With the Port Authority of Allegheny County's scheduled service cuts in September looming, an initiative of the Pittsburgh Community Reinvestment Group, GoBurgh, found the cuts could be costing taxpayers more than was thought.
Chris Sandvig, GoBurgh's Regional Policy Director, said the group anticipates the cuts will cost taxpayers in Allegheny County as well as the surrounding counties hundreds of millions.
"Really that's based upon car ownership of transit riders," Sandvig said.
Sandvig said reports show people who ride public transit in the Pittsburgh area save $9,100 a year, but that data assumes that riders do not own vehicles. The problem, Sandvig said, is that the majority of transit riders in the Pittsburgh region own cars.
"For those people who own cars, it's more like $4,000 to $4,200 annually that people are saving by riding transit," Sandvig said, "so if they can't ride transit naturally that's a cost that they're incurring that they didn't have before."
Sandvig noted that there is a demand for transit, and it's more productive than ever, but, Sandvig said, the cuts will effect everyone's wallet, whether they use public transportation or not.
"Whenever we're considering the fact that we're trying to save $60 million in one place, it will, in fact, cost us hundreds of millions somewhere else," Sandvig said.
GoBurgh looked at additional costs to taxpayers the 35% service reduction would affect, like parking and congestion costs. He added Pittsburgh could not function without public transit, so a funding solution needs to be reached.

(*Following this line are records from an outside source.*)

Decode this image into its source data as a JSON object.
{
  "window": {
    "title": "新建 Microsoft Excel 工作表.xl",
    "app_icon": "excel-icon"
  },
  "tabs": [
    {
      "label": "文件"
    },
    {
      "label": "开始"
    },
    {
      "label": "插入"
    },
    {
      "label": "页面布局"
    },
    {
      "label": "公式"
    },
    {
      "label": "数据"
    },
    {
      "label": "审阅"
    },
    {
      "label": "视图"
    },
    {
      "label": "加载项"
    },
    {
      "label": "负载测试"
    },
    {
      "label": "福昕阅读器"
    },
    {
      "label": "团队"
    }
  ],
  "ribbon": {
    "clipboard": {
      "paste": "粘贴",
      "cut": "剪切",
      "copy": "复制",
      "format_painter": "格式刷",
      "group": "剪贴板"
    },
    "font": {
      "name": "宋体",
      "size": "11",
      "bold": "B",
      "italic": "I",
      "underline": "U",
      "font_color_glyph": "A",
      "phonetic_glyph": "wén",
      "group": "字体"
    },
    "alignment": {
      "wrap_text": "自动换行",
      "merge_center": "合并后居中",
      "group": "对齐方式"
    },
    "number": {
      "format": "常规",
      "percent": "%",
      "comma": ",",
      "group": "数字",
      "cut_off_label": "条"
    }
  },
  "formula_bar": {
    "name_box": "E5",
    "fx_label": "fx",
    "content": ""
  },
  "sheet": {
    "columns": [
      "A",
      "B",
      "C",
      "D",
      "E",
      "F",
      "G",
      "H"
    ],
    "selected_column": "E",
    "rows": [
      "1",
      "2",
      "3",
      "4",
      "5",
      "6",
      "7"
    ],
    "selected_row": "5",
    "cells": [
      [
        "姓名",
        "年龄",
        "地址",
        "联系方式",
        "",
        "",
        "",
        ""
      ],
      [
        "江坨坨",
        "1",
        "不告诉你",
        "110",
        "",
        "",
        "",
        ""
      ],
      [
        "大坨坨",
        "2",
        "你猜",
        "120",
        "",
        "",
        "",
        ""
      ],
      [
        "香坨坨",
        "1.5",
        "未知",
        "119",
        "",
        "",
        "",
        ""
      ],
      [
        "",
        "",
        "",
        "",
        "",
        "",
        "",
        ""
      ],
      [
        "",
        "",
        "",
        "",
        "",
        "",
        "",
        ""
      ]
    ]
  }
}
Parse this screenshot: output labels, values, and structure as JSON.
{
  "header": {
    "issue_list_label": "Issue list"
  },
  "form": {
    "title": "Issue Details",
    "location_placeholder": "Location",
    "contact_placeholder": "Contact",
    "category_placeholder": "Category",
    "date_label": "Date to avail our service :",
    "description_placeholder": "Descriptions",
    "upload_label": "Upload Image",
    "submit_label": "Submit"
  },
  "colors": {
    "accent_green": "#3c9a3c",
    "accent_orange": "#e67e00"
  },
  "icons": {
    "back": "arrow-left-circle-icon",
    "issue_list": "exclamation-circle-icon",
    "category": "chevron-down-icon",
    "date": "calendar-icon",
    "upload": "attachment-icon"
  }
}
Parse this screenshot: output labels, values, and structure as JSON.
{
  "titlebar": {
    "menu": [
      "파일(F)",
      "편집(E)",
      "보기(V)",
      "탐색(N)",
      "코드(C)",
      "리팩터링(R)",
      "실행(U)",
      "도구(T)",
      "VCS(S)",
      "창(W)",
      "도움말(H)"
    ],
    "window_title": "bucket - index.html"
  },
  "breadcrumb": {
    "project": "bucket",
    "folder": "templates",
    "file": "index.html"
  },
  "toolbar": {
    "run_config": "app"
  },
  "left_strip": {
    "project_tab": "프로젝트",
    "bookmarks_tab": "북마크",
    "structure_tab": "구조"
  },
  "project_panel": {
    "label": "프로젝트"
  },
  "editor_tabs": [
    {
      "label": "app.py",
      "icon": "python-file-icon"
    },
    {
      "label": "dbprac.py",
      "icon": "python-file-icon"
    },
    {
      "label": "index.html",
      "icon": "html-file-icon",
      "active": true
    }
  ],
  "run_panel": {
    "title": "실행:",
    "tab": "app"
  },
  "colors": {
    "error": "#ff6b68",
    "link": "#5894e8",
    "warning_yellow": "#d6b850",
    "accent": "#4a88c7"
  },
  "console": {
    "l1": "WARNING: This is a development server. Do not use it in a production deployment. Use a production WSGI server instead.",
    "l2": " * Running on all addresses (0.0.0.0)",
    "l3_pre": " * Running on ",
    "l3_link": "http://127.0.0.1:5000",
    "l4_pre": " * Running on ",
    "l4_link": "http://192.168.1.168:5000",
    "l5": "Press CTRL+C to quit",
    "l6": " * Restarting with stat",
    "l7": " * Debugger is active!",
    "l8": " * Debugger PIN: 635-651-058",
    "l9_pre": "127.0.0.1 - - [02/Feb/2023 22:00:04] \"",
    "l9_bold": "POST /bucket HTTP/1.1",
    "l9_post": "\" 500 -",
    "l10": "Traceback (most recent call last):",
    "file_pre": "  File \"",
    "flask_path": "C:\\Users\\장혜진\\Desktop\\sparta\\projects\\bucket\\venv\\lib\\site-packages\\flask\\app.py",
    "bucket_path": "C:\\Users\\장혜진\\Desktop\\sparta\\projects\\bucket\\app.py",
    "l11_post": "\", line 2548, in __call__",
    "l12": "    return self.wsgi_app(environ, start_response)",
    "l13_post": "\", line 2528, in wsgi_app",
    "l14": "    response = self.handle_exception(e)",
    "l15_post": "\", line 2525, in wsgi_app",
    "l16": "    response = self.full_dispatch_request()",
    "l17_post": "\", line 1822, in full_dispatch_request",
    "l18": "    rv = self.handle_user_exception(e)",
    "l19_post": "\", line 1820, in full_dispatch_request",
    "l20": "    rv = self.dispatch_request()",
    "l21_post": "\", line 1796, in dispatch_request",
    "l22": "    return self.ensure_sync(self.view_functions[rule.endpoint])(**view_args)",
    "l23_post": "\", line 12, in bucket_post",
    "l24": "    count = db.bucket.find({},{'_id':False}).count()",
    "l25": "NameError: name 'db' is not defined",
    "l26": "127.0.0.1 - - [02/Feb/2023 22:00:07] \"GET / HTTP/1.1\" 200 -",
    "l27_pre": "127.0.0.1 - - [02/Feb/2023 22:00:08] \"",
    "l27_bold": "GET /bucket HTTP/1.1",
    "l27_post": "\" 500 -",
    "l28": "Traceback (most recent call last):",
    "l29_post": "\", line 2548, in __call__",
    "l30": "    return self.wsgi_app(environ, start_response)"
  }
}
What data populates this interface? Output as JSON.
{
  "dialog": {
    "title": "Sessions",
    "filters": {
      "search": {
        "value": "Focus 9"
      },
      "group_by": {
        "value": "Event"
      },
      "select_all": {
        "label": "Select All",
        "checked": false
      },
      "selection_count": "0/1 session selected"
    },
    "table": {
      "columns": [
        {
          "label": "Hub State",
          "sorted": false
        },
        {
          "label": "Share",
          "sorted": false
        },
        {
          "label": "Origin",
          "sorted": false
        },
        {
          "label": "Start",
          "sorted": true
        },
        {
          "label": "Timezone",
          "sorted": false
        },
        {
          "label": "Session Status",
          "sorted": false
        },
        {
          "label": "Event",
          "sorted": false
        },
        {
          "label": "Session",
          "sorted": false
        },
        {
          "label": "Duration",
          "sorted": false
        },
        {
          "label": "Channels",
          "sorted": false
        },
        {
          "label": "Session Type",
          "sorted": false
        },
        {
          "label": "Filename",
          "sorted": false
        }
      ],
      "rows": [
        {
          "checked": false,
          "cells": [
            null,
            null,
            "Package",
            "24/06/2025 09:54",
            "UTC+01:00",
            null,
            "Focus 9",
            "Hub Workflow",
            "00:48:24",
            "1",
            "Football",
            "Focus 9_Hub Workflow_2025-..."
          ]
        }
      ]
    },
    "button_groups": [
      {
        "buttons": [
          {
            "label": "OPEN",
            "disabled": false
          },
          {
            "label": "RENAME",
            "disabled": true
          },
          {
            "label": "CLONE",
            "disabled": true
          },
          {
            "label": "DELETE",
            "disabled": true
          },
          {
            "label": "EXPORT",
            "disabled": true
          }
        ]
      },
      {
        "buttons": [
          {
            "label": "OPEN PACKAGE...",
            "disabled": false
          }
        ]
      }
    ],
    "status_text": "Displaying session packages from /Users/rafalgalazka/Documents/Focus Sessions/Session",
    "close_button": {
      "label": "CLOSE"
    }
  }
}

"It's simply a matter of economics," Sandvig said. "You cannot get the number of people in and out of the neighborhoods that you need to get in and out of the neighborhoods for the business districts to work, for the compact housing to be attractive, or really to provide a quality of life that people enjoy, and particularly young professionals and the elderly are looking for more and more in their lives."